## EXERCISE DIRECTIONS:
The answer must consist of every line in the records that contains the word "years".

------------------------------------

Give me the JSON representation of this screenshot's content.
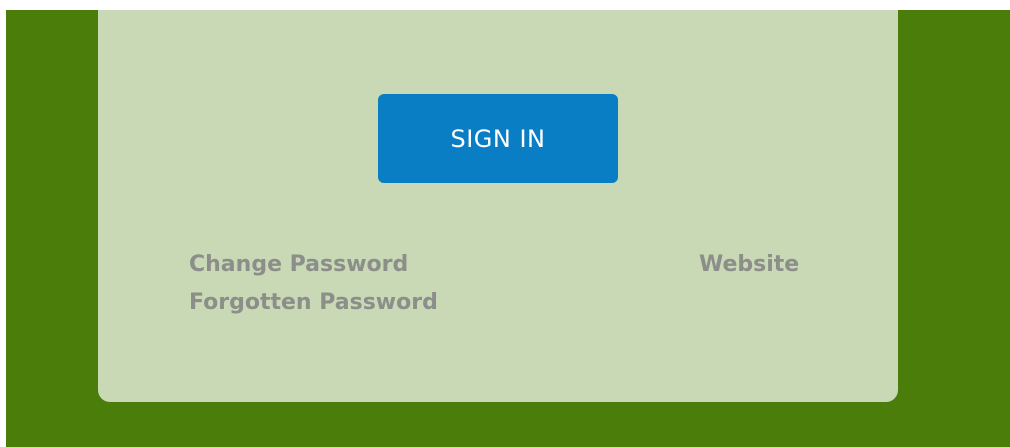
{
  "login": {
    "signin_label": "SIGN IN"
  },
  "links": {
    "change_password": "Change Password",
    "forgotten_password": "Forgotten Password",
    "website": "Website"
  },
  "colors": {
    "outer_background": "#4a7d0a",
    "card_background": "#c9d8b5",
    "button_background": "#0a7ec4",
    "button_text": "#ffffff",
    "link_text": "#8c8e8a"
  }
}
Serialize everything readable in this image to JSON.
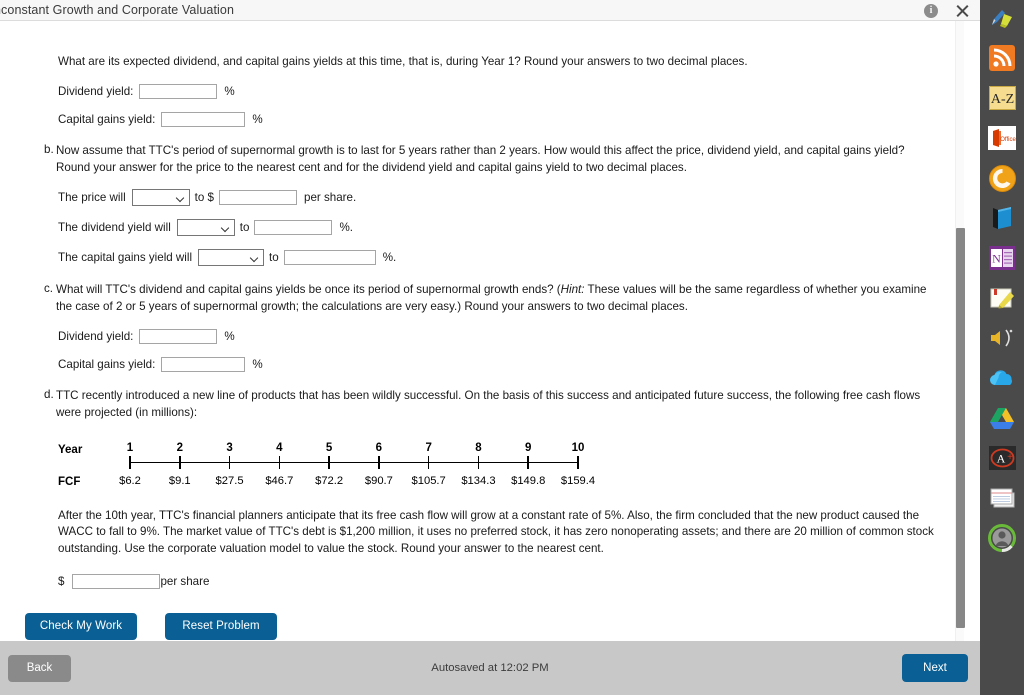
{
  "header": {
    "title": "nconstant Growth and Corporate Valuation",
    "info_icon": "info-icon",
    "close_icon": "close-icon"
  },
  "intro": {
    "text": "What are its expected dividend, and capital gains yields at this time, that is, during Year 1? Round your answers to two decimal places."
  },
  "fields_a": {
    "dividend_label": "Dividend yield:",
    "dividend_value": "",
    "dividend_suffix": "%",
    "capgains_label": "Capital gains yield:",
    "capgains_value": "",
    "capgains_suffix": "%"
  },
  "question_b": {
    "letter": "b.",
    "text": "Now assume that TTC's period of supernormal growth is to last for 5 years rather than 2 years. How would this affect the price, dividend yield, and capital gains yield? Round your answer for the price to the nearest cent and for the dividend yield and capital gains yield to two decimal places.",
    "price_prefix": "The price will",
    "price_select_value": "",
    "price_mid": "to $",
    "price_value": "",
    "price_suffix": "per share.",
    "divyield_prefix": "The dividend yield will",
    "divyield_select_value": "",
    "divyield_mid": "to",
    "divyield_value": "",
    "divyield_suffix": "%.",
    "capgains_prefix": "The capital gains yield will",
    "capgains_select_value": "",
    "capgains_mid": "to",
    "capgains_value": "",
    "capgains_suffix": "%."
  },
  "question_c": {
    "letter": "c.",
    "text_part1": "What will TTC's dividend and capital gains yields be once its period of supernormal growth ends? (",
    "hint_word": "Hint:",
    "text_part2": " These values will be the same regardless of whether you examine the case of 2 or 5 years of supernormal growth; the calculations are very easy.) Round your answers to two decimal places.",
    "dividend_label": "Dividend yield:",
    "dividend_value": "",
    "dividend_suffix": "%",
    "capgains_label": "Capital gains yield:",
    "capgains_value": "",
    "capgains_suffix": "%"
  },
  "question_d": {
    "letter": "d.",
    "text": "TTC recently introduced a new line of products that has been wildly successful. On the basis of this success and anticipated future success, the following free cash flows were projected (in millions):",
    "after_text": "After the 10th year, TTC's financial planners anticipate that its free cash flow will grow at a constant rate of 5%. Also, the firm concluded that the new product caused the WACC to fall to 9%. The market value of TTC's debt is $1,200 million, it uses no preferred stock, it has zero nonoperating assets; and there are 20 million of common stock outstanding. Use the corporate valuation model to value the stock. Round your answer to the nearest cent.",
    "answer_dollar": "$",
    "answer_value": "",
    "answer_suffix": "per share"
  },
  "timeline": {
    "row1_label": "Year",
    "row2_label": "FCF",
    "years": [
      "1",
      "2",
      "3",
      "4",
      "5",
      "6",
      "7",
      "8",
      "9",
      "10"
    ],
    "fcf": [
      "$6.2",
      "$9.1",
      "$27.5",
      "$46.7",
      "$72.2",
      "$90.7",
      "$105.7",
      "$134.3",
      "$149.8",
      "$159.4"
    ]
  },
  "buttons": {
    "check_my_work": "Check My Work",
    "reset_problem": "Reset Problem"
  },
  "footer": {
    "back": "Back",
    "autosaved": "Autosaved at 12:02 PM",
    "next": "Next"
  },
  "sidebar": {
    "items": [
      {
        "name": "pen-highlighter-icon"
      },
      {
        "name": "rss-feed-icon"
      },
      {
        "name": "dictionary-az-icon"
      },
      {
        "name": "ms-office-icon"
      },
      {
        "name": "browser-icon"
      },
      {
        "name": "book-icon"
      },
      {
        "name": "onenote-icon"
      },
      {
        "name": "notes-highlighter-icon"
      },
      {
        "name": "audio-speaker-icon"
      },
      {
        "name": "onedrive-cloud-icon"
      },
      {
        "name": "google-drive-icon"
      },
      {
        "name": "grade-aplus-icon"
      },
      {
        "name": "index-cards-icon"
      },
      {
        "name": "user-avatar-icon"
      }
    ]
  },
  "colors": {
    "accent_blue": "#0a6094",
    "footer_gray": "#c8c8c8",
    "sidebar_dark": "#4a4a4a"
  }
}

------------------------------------

## EXERCISE ANSWER:
    "text": "Now assume that TTC's period of supernormal growth is to last for 5 years rather than 2 years. How would this affect the price, dividend yield, and capital gains yield? Round your answer for the price to the nearest cent and for the dividend yield and capital gains yield to two decimal places.",
    "text_part2": " These values will be the same regardless of whether you examine the case of 2 or 5 years of supernormal growth; the calculations are very easy.) Round your answers to two decimal places.",
    "years": [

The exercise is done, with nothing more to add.